EXERCISE INPUTS:
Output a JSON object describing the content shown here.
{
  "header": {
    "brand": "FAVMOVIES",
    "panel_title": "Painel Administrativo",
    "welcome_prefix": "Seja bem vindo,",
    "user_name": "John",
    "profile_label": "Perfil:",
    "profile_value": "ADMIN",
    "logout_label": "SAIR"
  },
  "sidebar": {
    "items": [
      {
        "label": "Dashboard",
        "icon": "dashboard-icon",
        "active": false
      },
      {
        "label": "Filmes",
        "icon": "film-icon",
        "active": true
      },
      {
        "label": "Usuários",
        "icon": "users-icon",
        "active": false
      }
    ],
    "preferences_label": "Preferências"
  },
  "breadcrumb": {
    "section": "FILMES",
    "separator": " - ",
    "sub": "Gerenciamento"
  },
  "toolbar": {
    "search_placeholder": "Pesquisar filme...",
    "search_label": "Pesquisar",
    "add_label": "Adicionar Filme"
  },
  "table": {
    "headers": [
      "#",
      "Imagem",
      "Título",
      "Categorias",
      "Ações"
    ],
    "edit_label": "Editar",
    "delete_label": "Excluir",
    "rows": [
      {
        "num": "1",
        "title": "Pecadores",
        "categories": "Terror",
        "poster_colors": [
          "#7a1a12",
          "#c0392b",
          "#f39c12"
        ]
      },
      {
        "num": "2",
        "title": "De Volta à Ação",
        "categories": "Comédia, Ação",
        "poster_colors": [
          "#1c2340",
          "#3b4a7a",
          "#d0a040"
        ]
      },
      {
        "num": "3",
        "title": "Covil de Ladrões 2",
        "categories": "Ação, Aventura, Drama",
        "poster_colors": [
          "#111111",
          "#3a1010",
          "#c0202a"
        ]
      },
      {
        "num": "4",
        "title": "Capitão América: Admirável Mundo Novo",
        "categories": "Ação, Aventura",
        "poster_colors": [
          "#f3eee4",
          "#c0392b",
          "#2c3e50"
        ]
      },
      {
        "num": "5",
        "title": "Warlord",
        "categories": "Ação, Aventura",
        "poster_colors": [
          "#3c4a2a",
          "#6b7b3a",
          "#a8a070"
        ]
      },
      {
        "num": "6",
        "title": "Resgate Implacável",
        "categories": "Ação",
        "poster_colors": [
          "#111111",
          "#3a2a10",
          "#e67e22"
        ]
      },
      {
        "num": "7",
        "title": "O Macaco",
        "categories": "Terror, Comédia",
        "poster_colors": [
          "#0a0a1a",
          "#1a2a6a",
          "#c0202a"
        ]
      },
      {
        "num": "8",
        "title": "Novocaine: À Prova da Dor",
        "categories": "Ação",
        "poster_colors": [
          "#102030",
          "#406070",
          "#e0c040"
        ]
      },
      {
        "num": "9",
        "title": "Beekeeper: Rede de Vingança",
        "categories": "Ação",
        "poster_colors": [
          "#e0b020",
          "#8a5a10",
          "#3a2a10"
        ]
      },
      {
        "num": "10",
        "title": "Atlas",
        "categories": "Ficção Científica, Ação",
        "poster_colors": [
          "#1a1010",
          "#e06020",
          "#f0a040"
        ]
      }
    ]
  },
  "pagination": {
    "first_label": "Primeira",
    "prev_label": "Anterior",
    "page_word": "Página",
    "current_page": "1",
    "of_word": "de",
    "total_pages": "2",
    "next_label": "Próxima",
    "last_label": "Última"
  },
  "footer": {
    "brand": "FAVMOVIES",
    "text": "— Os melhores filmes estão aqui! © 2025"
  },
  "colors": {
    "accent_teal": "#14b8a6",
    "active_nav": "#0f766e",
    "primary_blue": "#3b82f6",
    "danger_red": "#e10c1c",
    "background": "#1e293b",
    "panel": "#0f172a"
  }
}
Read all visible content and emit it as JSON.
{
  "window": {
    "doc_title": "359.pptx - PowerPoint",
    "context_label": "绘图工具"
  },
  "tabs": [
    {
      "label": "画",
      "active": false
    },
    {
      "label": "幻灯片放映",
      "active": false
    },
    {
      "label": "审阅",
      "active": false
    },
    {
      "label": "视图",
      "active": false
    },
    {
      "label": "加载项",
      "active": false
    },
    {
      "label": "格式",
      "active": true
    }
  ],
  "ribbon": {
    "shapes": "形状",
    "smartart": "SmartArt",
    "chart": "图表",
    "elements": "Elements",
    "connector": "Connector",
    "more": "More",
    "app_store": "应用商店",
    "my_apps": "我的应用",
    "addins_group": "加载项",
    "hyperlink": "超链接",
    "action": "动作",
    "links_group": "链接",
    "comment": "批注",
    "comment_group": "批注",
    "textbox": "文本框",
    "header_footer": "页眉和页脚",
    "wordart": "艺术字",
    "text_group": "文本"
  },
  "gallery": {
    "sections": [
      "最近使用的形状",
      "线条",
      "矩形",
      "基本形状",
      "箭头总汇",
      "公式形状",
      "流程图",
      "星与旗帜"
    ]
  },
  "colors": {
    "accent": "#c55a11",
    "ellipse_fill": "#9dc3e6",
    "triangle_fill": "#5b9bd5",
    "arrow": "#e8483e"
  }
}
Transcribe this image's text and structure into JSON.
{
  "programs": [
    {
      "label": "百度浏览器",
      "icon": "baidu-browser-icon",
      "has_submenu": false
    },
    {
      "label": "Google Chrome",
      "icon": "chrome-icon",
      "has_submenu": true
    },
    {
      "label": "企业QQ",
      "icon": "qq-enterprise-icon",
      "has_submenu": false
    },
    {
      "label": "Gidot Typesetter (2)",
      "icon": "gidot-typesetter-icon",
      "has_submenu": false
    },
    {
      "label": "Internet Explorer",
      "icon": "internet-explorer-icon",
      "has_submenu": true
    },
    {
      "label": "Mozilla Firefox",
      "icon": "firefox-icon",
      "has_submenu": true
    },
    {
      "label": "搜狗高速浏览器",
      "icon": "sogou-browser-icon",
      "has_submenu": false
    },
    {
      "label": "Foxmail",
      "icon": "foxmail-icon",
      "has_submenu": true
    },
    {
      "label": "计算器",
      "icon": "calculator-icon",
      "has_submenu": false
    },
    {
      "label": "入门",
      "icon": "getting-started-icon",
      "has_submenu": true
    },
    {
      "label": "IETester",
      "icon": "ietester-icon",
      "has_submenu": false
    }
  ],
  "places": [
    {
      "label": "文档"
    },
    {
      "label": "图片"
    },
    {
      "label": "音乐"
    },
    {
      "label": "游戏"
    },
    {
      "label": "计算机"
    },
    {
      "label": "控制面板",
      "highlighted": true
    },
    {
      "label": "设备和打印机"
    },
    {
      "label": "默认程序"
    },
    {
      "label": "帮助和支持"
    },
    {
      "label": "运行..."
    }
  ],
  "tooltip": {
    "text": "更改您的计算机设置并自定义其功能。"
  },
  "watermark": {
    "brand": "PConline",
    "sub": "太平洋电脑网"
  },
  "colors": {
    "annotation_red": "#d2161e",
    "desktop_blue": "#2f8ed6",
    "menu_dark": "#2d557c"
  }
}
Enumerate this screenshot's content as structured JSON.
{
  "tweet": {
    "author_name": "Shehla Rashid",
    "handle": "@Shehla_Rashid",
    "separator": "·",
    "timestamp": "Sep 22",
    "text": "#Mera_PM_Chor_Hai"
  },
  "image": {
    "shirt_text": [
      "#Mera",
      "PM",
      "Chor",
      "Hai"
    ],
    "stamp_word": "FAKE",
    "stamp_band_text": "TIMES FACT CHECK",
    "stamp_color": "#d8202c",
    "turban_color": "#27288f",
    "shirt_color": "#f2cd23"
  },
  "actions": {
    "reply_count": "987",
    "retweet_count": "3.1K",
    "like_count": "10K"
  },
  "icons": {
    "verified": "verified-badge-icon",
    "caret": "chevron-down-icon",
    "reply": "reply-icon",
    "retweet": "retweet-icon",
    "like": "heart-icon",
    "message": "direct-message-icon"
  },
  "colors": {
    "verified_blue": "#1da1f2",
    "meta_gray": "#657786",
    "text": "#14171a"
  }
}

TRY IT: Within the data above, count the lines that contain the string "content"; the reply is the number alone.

THE COMPLETED TASK: 3